As far as I know, the Justice Department hasn’t subpoenaed any of The Madera Tribune’s phone records, but one never knows. As you probably have heard, it did go after the phone records of some Associated Press journalists, and I want to tell you right now the people at the Justice Department may be in for a very dull time. Journalists’ phone conversations aren’t all that interesting. Listening to almonds grow would have equal interest.
The Justice Department apparently is trying to find out who leaked sensitive information to the AP. If Justice finds out who it is, the leaker no doubt will get a good bawling out, even though (the last time I looked) the 1st Amendment of the Constitution gives us freedom of speech. That is, unless one gives away his or her right to free speech when he goes to work for certain government agencies. Maybe the leaker will be hung up by his or her thumbs, and feathers will be used to tickle his or her armpits as punishment.
The people who govern us seem to believe secrecy is important, even on the local level. The Madera County Board of Supervisors, for example, has secret meetings, which are scheduled as part of its regular meeting agendas. The same is true of the Madera City Council and the Madera Unified School District Board of Trustees. The Ralph M. Brown Act allows this. Everything else that goes on in government meetings in California is supposed to be public. But meetings can be secret if the topics being discussed are real estate deals, legal matters or personnel issues.
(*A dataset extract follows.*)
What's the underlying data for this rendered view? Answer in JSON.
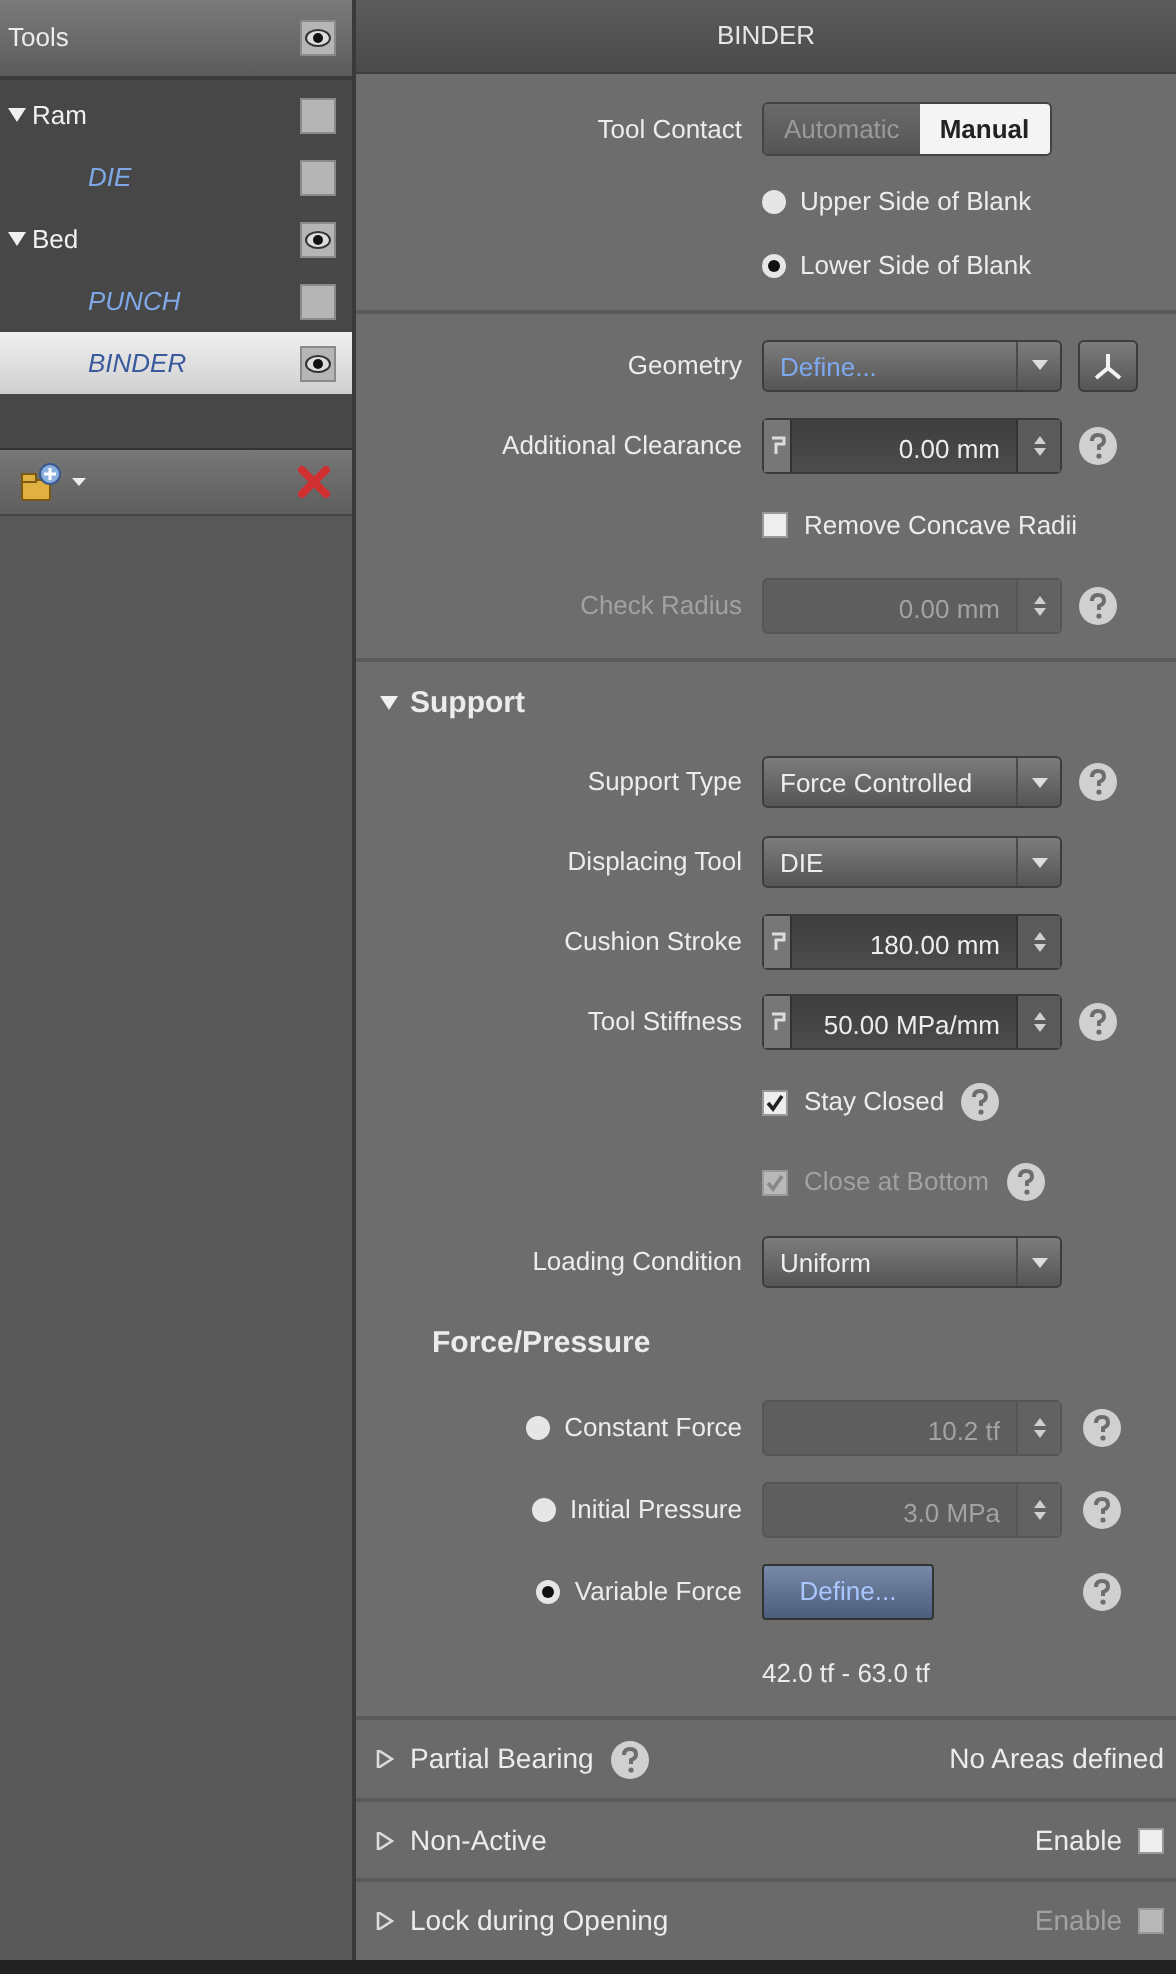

No trading of recipes or talking about how the Giants did.
People who participate in these meetings aren’t supposed to spill the beans about them to the press, but sometimes they do. I'm not sure what happens to those leakers. Maybe in the next secret meeting the other members take turns kicking them. Or, maybe they don't get any cookies.
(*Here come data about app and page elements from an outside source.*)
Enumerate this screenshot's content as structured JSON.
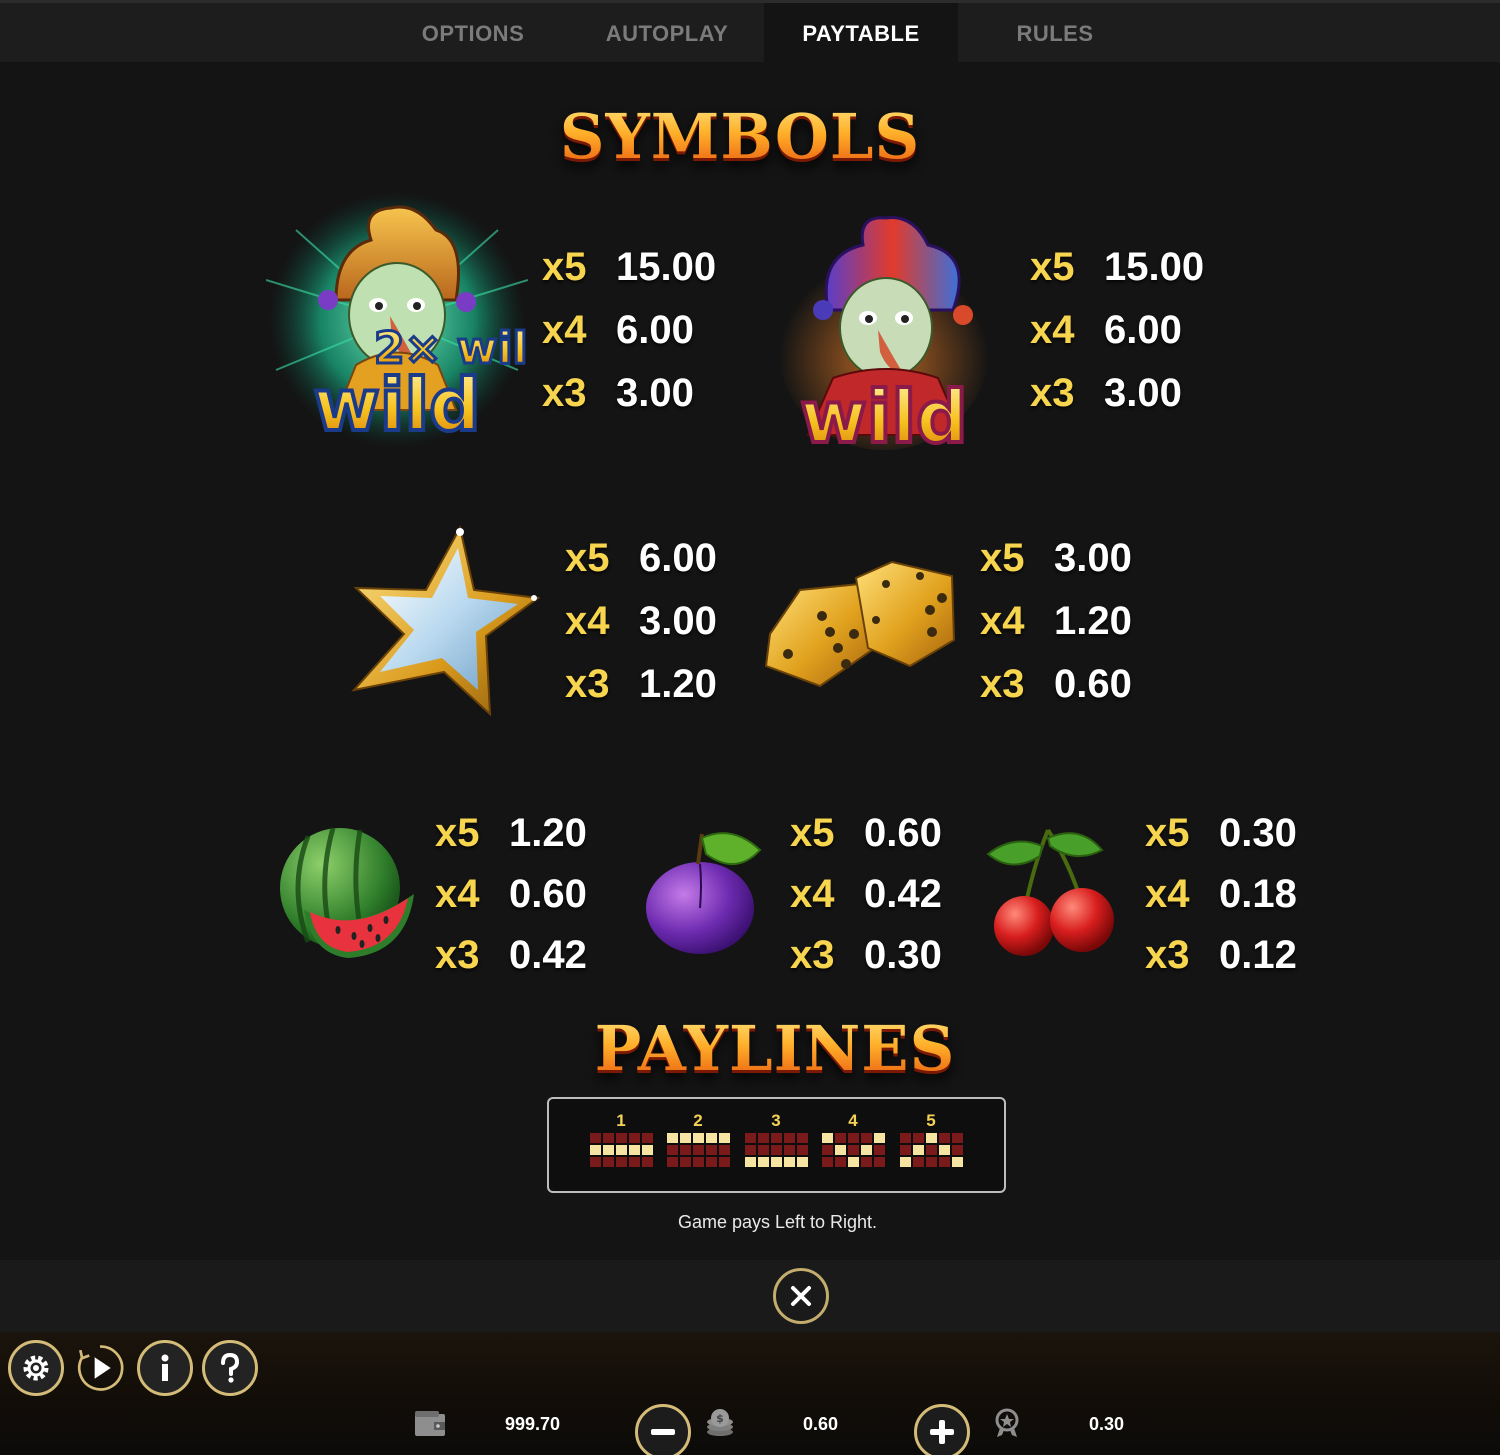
{
  "tabs": [
    {
      "label": "OPTIONS",
      "active": false
    },
    {
      "label": "AUTOPLAY",
      "active": false
    },
    {
      "label": "PAYTABLE",
      "active": true
    },
    {
      "label": "RULES",
      "active": false
    }
  ],
  "symbols_title": "SYMBOLS",
  "paylines_title": "PAYLINES",
  "wild_labels": {
    "double_wild": "2× wild",
    "wild": "wild"
  },
  "symbols": [
    {
      "name": "2x wild jester",
      "icon": "double-wild-jester-icon",
      "pays": [
        {
          "mult": "x5",
          "value": "15.00"
        },
        {
          "mult": "x4",
          "value": "6.00"
        },
        {
          "mult": "x3",
          "value": "3.00"
        }
      ]
    },
    {
      "name": "wild jester",
      "icon": "wild-jester-icon",
      "pays": [
        {
          "mult": "x5",
          "value": "15.00"
        },
        {
          "mult": "x4",
          "value": "6.00"
        },
        {
          "mult": "x3",
          "value": "3.00"
        }
      ]
    },
    {
      "name": "star",
      "icon": "star-icon",
      "pays": [
        {
          "mult": "x5",
          "value": "6.00"
        },
        {
          "mult": "x4",
          "value": "3.00"
        },
        {
          "mult": "x3",
          "value": "1.20"
        }
      ]
    },
    {
      "name": "dice",
      "icon": "dice-icon",
      "pays": [
        {
          "mult": "x5",
          "value": "3.00"
        },
        {
          "mult": "x4",
          "value": "1.20"
        },
        {
          "mult": "x3",
          "value": "0.60"
        }
      ]
    },
    {
      "name": "watermelon",
      "icon": "watermelon-icon",
      "pays": [
        {
          "mult": "x5",
          "value": "1.20"
        },
        {
          "mult": "x4",
          "value": "0.60"
        },
        {
          "mult": "x3",
          "value": "0.42"
        }
      ]
    },
    {
      "name": "plum",
      "icon": "plum-icon",
      "pays": [
        {
          "mult": "x5",
          "value": "0.60"
        },
        {
          "mult": "x4",
          "value": "0.42"
        },
        {
          "mult": "x3",
          "value": "0.30"
        }
      ]
    },
    {
      "name": "cherry",
      "icon": "cherry-icon",
      "pays": [
        {
          "mult": "x5",
          "value": "0.30"
        },
        {
          "mult": "x4",
          "value": "0.18"
        },
        {
          "mult": "x3",
          "value": "0.12"
        }
      ]
    }
  ],
  "paylines": [
    {
      "number": "1",
      "rows": [
        1,
        1,
        1,
        1,
        1
      ]
    },
    {
      "number": "2",
      "rows": [
        0,
        0,
        0,
        0,
        0
      ]
    },
    {
      "number": "3",
      "rows": [
        2,
        2,
        2,
        2,
        2
      ]
    },
    {
      "number": "4",
      "rows": [
        0,
        1,
        2,
        1,
        0
      ]
    },
    {
      "number": "5",
      "rows": [
        2,
        1,
        0,
        1,
        2
      ]
    }
  ],
  "note": "Game pays Left to Right.",
  "bottom": {
    "balance": "999.70",
    "bet": "0.60",
    "win": "0.30"
  },
  "colors": {
    "multiplier": "#f7d54e",
    "accent_border": "#d4bc78",
    "payline_on": "#f6e4a2",
    "payline_off": "#7b1a1a"
  }
}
One wonders, though, whether that secrecy can go on, especially in this day of tweets, texts and emails. Secrecy hardly exists anymore.
But getting back to The Madera Tribune’s telephone calls: If you listen to very many of them, you will nod off to sleep. That’s probably why the Justice Department is keeping its distance — it doesn’t want its employees to start taking naps on taxpayer time.